◆ **Problem**
Each record below should be written out again exactly.

◆ **Records provided**

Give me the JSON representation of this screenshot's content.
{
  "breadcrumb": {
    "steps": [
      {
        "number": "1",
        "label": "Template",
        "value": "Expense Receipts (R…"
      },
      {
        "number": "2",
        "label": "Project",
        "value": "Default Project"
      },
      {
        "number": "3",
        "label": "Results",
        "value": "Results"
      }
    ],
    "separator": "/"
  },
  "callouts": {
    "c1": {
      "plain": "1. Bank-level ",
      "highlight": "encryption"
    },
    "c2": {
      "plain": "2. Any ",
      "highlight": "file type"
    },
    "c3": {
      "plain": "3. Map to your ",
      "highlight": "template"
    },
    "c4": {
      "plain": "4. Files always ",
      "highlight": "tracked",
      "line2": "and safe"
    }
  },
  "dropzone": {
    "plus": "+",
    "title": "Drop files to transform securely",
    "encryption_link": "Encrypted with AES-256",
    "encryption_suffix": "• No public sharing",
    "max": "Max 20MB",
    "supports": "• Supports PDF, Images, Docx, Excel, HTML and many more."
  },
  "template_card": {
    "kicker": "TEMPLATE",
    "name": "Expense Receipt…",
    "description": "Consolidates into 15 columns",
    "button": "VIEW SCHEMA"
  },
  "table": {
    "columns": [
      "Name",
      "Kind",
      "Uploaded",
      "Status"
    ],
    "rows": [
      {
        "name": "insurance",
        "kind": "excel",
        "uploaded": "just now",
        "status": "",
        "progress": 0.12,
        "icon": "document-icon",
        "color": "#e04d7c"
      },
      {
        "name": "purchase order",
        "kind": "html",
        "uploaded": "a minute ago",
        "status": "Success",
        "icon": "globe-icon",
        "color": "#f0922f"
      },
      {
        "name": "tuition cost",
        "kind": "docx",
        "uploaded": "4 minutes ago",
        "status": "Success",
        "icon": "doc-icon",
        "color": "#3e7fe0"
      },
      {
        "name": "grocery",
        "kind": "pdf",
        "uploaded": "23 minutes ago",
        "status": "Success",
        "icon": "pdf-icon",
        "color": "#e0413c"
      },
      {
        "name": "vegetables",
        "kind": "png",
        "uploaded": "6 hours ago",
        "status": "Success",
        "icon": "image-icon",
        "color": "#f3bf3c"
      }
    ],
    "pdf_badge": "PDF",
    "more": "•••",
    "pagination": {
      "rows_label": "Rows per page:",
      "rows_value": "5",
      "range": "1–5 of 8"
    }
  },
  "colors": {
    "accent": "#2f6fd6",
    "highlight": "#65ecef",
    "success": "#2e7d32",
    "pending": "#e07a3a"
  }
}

◆ **Result of the task**
Give me the JSON representation of this screenshot's content.
{
  "breadcrumb": {
    "steps": [
      {
        "number": "1",
        "label": "Template",
        "value": "Expense Receipts (R…"
      },
      {
        "number": "2",
        "label": "Project",
        "value": "Default Project"
      },
      {
        "number": "3",
        "label": "Results",
        "value": "Results"
      }
    ],
    "separator": "/"
  },
  "callouts": {
    "c1": {
      "plain": "1. Bank-level ",
      "highlight": "encryption"
    },
    "c2": {
      "plain": "2. Any ",
      "highlight": "file type"
    },
    "c3": {
      "plain": "3. Map to your ",
      "highlight": "template"
    },
    "c4": {
      "plain": "4. Files always ",
      "highlight": "tracked",
      "line2": "and safe"
    }
  },
  "dropzone": {
    "plus": "+",
    "title": "Drop files to transform securely",
    "encryption_link": "Encrypted with AES-256",
    "encryption_suffix": "• No public sharing",
    "max": "Max 20MB",
    "supports": "• Supports PDF, Images, Docx, Excel, HTML and many more."
  },
  "template_card": {
    "kicker": "TEMPLATE",
    "name": "Expense Receipt…",
    "description": "Consolidates into 15 columns",
    "button": "VIEW SCHEMA"
  },
  "table": {
    "columns": [
      "Name",
      "Kind",
      "Uploaded",
      "Status"
    ],
    "rows": [
      {
        "name": "insurance",
        "kind": "excel",
        "uploaded": "just now",
        "status": "",
        "progress": 0.12,
        "icon": "document-icon",
        "color": "#e04d7c"
      },
      {
        "name": "purchase order",
        "kind": "html",
        "uploaded": "a minute ago",
        "status": "Success",
        "icon": "globe-icon",
        "color": "#f0922f"
      },
      {
        "name": "tuition cost",
        "kind": "docx",
        "uploaded": "4 minutes ago",
        "status": "Success",
        "icon": "doc-icon",
        "color": "#3e7fe0"
      },
      {
        "name": "grocery",
        "kind": "pdf",
        "uploaded": "23 minutes ago",
        "status": "Success",
        "icon": "pdf-icon",
        "color": "#e0413c"
      },
      {
        "name": "vegetables",
        "kind": "png",
        "uploaded": "6 hours ago",
        "status": "Success",
        "icon": "image-icon",
        "color": "#f3bf3c"
      }
    ],
    "pdf_badge": "PDF",
    "more": "•••",
    "pagination": {
      "rows_label": "Rows per page:",
      "rows_value": "5",
      "range": "1–5 of 8"
    }
  },
  "colors": {
    "accent": "#2f6fd6",
    "highlight": "#65ecef",
    "success": "#2e7d32",
    "pending": "#e07a3a"
  }
}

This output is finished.